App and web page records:
──────────

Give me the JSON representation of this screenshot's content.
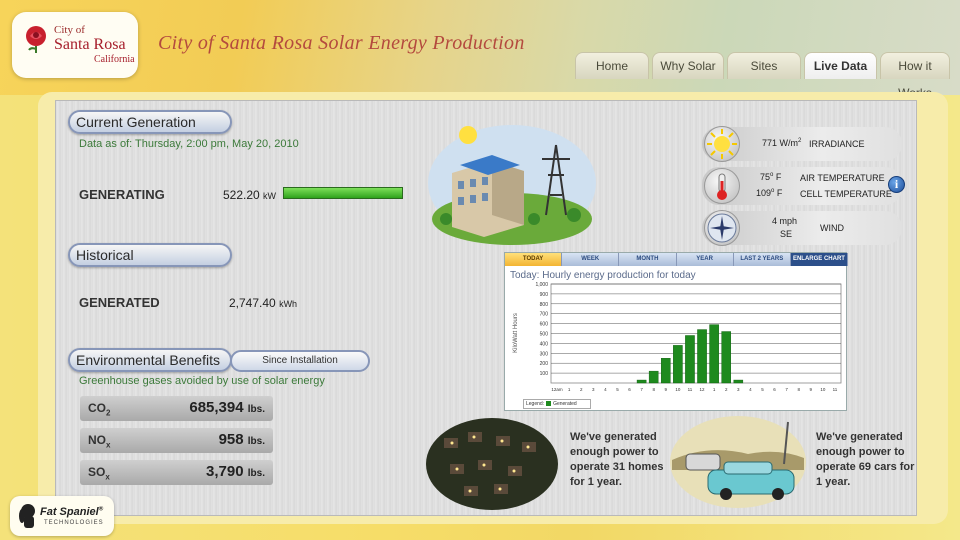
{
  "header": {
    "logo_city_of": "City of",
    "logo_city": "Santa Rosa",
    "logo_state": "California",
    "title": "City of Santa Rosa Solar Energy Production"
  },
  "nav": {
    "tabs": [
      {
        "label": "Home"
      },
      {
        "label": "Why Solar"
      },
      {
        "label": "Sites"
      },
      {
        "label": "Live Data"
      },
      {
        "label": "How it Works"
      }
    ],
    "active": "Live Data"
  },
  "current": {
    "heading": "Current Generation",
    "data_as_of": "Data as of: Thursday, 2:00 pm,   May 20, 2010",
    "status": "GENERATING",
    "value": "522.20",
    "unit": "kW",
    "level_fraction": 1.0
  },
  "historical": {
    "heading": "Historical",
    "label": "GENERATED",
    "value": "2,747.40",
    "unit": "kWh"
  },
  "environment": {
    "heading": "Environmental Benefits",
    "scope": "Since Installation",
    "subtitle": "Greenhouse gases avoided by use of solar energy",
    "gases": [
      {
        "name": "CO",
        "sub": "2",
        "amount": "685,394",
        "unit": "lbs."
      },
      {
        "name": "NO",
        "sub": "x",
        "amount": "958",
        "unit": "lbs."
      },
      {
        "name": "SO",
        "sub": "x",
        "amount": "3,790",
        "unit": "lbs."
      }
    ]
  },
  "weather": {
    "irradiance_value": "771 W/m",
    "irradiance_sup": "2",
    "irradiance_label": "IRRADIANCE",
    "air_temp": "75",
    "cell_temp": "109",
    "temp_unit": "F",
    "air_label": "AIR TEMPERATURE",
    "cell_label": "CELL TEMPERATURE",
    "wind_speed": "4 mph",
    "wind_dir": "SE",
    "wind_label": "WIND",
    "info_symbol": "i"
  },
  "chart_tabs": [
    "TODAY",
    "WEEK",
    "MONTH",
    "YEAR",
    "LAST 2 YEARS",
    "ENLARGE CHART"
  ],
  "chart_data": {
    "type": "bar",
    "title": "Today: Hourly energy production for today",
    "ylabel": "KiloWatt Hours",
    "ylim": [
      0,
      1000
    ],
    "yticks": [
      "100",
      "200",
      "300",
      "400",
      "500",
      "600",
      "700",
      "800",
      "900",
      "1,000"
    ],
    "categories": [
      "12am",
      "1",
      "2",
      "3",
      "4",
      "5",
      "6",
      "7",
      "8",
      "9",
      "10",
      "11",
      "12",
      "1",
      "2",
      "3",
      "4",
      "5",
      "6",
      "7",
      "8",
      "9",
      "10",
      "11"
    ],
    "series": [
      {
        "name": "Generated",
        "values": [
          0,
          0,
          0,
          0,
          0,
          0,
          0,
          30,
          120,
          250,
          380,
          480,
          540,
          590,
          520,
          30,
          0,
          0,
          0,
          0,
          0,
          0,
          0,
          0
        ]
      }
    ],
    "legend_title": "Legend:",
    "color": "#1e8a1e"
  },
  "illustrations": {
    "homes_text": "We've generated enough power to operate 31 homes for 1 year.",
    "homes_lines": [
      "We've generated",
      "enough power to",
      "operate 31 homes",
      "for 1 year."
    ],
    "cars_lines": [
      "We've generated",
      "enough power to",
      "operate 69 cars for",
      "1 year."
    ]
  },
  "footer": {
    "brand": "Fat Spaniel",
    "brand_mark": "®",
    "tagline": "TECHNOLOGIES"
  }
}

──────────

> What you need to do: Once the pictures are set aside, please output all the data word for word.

> Reply:
Give me the JSON representation of this screenshot's content.
{
  "header": {
    "logo_city_of": "City of",
    "logo_city": "Santa Rosa",
    "logo_state": "California",
    "title": "City of Santa Rosa Solar Energy Production"
  },
  "nav": {
    "tabs": [
      {
        "label": "Home"
      },
      {
        "label": "Why Solar"
      },
      {
        "label": "Sites"
      },
      {
        "label": "Live Data"
      },
      {
        "label": "How it Works"
      }
    ],
    "active": "Live Data"
  },
  "current": {
    "heading": "Current Generation",
    "data_as_of": "Data as of: Thursday, 2:00 pm,   May 20, 2010",
    "status": "GENERATING",
    "value": "522.20",
    "unit": "kW",
    "level_fraction": 1.0
  },
  "historical": {
    "heading": "Historical",
    "label": "GENERATED",
    "value": "2,747.40",
    "unit": "kWh"
  },
  "environment": {
    "heading": "Environmental Benefits",
    "scope": "Since Installation",
    "subtitle": "Greenhouse gases avoided by use of solar energy",
    "gases": [
      {
        "name": "CO",
        "sub": "2",
        "amount": "685,394",
        "unit": "lbs."
      },
      {
        "name": "NO",
        "sub": "x",
        "amount": "958",
        "unit": "lbs."
      },
      {
        "name": "SO",
        "sub": "x",
        "amount": "3,790",
        "unit": "lbs."
      }
    ]
  },
  "weather": {
    "irradiance_value": "771 W/m",
    "irradiance_sup": "2",
    "irradiance_label": "IRRADIANCE",
    "air_temp": "75",
    "cell_temp": "109",
    "temp_unit": "F",
    "air_label": "AIR TEMPERATURE",
    "cell_label": "CELL TEMPERATURE",
    "wind_speed": "4 mph",
    "wind_dir": "SE",
    "wind_label": "WIND",
    "info_symbol": "i"
  },
  "chart_tabs": [
    "TODAY",
    "WEEK",
    "MONTH",
    "YEAR",
    "LAST 2 YEARS",
    "ENLARGE CHART"
  ],
  "chart_data": {
    "type": "bar",
    "title": "Today: Hourly energy production for today",
    "ylabel": "KiloWatt Hours",
    "ylim": [
      0,
      1000
    ],
    "yticks": [
      "100",
      "200",
      "300",
      "400",
      "500",
      "600",
      "700",
      "800",
      "900",
      "1,000"
    ],
    "categories": [
      "12am",
      "1",
      "2",
      "3",
      "4",
      "5",
      "6",
      "7",
      "8",
      "9",
      "10",
      "11",
      "12",
      "1",
      "2",
      "3",
      "4",
      "5",
      "6",
      "7",
      "8",
      "9",
      "10",
      "11"
    ],
    "series": [
      {
        "name": "Generated",
        "values": [
          0,
          0,
          0,
          0,
          0,
          0,
          0,
          30,
          120,
          250,
          380,
          480,
          540,
          590,
          520,
          30,
          0,
          0,
          0,
          0,
          0,
          0,
          0,
          0
        ]
      }
    ],
    "legend_title": "Legend:",
    "color": "#1e8a1e"
  },
  "illustrations": {
    "homes_text": "We've generated enough power to operate 31 homes for 1 year.",
    "homes_lines": [
      "We've generated",
      "enough power to",
      "operate 31 homes",
      "for 1 year."
    ],
    "cars_lines": [
      "We've generated",
      "enough power to",
      "operate 69 cars for",
      "1 year."
    ]
  },
  "footer": {
    "brand": "Fat Spaniel",
    "brand_mark": "®",
    "tagline": "TECHNOLOGIES"
  }
}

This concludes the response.